The decision to perform a cerebrospinal fluid culture might be questionable. A culture is usually performed when treatment fails, but, in most cases, once antibiotic therapy is started, the culture of cerebrospinal fluid will most likely be negative. In that case, a polymerase chain reaction test might be more suitable to detect the organism’s DNA, despite low bacterial counts in the cerebrospinal fluid. The availability of a polymerase chain reaction test in the clinical practice is still limited.

CSF studies

CSF gram stain High false negative, low false positive
CSF protein In bacterial disease, usually > 80
CSF glucose In bacterial disease, usually < 2/3 serum glucose
CSF cell count > 21 → less than 4 weeks
> 11 → 4 – 8 weeks
> 8 → after 8 weeks

Treatment of Bacterial Meningitis in Children

Antibiotic therapy is very important and should be started immediately once the diagnosis of bacterial meningitis is suspected.

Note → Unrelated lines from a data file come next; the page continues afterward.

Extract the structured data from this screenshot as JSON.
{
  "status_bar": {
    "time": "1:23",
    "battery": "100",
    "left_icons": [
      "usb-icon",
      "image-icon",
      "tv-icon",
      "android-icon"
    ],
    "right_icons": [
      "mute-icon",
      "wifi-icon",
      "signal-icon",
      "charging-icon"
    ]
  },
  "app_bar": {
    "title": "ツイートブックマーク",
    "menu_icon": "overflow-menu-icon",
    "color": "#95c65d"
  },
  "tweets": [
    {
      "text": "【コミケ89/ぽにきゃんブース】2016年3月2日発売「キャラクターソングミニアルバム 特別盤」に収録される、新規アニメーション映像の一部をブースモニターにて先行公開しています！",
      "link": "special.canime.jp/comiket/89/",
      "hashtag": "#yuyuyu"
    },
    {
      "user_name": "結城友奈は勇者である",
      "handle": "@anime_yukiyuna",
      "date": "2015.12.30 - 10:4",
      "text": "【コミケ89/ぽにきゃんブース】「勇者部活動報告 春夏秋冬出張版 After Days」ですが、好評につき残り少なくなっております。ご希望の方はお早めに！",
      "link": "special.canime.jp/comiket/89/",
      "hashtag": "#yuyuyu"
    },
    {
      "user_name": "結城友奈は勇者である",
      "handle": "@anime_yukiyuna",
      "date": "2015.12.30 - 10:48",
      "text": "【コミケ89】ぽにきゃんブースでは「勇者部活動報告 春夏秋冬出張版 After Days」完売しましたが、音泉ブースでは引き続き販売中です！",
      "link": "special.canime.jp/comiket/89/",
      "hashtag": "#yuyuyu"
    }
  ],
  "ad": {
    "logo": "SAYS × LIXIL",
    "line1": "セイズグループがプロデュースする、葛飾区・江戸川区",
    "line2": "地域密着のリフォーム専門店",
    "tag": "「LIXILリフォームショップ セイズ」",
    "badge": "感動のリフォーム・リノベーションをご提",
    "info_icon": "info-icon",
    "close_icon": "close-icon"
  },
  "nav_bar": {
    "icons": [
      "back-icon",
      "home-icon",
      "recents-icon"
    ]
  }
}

The empirical choice of antibiotics is age dependent.



Neonates should receive ampicillin plus gentamicin to cover gram-negative bacilli, Listeria monocytogenes, and group b streptococci. Infants aged 1 to 3 months should receive ampicillin plus cefotaxime or ceftriaxone or vancomycin. Finally, those aged above 3 months should receive cefotaxime or ceftriaxone plus vancomycin. All antimicrobial therapy should be initiated before the availability of cerebrospinal fluid test results and should be administered via the intravenous route.

In addition to antibiotic therapy, adjunctive treatment with dexamethasone is usually indicated to prevent possible complications of meningitis, such as hearing loss, developmental delay or cerebral palsy and mental retardation.

Dexamethasone, a corticosteroid, should be given before or right after the administration of the first dose of antibiotics. Dexamethasone has been proven to lower the risk of hearing loss in Haemophilus meningitis and is believed to have a similar effect in other etiologies of meningitis.


Image: by Lecturio

Another possible adjunctive treatment for bacterial meningitis is oral glycerol. Oral glycerol was found in one study to be effective in lowering the rate of neurological sequelae after bacterial meningitis. Glycerol is cheaper and more readily available in resource-limited countries that also have a higher incidence of bacterial meningitis.

  • Hearing test indicated after treatment
  • Early intervention indicated after treatment
  • Variable prognosis, from normal outcome to severe MR and/or death (5–10 %)
Learn. Apply. Retain.
Your path to achieve medical excellence.
Study for medical school and boards with Lecturio.
Rate this article
1 Star2 Stars3 Stars4 Stars5 Stars (Votes: 10, average: 4.60)